** Data records follows **
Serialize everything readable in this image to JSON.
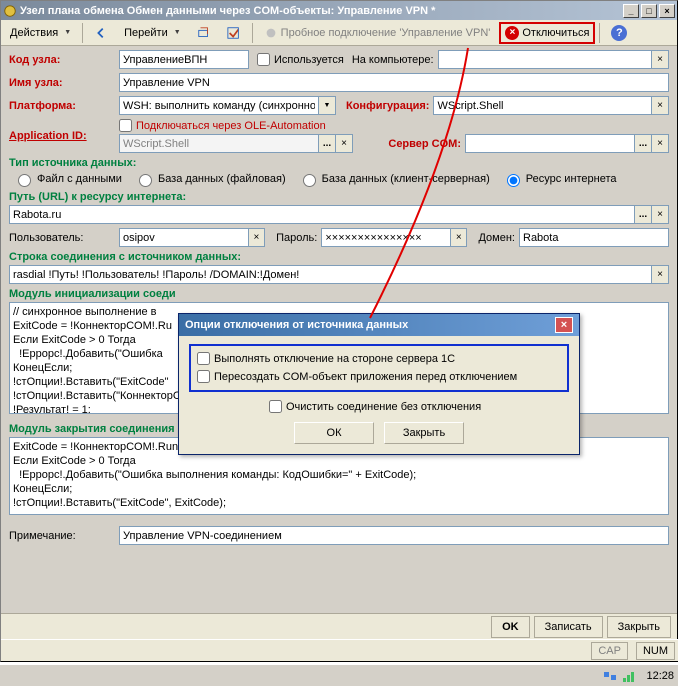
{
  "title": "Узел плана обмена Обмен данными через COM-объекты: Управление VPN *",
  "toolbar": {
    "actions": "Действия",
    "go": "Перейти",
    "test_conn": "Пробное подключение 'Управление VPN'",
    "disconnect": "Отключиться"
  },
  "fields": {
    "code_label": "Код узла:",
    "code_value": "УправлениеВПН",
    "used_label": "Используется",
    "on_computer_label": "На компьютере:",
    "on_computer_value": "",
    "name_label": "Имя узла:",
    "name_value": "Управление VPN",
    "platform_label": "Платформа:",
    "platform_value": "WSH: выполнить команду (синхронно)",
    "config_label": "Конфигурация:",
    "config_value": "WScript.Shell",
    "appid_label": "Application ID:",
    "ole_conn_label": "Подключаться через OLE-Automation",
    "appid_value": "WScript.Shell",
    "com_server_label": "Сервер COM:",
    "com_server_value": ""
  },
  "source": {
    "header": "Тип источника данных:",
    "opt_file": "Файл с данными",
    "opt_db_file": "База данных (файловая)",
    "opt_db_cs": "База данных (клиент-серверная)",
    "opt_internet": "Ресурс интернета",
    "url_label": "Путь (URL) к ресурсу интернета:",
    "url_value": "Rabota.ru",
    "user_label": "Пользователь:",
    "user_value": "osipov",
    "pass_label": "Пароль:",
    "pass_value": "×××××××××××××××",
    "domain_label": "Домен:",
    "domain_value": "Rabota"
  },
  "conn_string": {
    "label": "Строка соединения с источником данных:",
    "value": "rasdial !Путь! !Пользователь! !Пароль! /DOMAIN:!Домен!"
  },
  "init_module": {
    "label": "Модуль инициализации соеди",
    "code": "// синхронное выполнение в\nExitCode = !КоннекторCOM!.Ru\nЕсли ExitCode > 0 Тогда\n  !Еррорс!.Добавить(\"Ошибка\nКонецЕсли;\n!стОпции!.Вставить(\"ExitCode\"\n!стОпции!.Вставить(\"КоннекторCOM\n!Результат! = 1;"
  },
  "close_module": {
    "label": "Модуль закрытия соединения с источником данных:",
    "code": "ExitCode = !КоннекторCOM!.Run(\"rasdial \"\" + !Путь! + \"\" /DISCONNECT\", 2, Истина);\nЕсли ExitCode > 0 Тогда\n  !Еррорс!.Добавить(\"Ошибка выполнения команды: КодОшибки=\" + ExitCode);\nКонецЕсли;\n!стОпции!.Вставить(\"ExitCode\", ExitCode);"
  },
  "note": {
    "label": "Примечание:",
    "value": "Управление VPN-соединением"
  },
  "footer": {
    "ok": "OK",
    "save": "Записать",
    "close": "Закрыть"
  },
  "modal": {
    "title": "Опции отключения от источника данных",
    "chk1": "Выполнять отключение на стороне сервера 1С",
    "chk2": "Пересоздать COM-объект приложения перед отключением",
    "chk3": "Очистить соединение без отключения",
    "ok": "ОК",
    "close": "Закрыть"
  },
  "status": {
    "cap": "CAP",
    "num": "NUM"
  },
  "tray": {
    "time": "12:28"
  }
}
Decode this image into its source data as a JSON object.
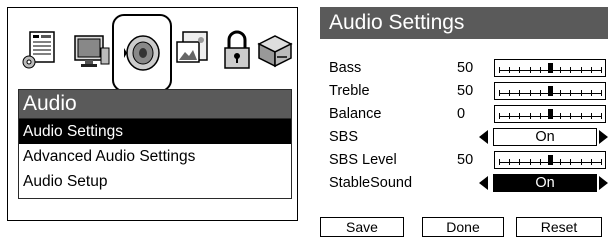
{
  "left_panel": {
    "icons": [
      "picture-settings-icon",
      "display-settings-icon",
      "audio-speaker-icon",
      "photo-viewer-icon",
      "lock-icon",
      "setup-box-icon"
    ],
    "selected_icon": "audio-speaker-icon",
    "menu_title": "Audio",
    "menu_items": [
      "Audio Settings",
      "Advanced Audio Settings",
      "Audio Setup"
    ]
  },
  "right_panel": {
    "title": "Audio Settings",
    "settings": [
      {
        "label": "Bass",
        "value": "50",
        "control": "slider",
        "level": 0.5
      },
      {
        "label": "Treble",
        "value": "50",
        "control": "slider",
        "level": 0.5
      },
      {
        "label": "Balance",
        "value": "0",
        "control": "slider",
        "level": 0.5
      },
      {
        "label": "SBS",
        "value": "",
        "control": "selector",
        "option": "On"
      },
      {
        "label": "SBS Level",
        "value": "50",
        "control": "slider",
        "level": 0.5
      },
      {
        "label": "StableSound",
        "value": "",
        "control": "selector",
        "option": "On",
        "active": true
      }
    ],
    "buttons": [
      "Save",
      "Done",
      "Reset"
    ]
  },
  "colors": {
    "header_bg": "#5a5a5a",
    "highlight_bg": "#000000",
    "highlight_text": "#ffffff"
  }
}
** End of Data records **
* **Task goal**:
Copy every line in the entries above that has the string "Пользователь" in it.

* **Answer area**:
    "user_label": "Пользователь:",
    "value": "rasdial !Путь! !Пользователь! !Пароль! /DOMAIN:!Домен!"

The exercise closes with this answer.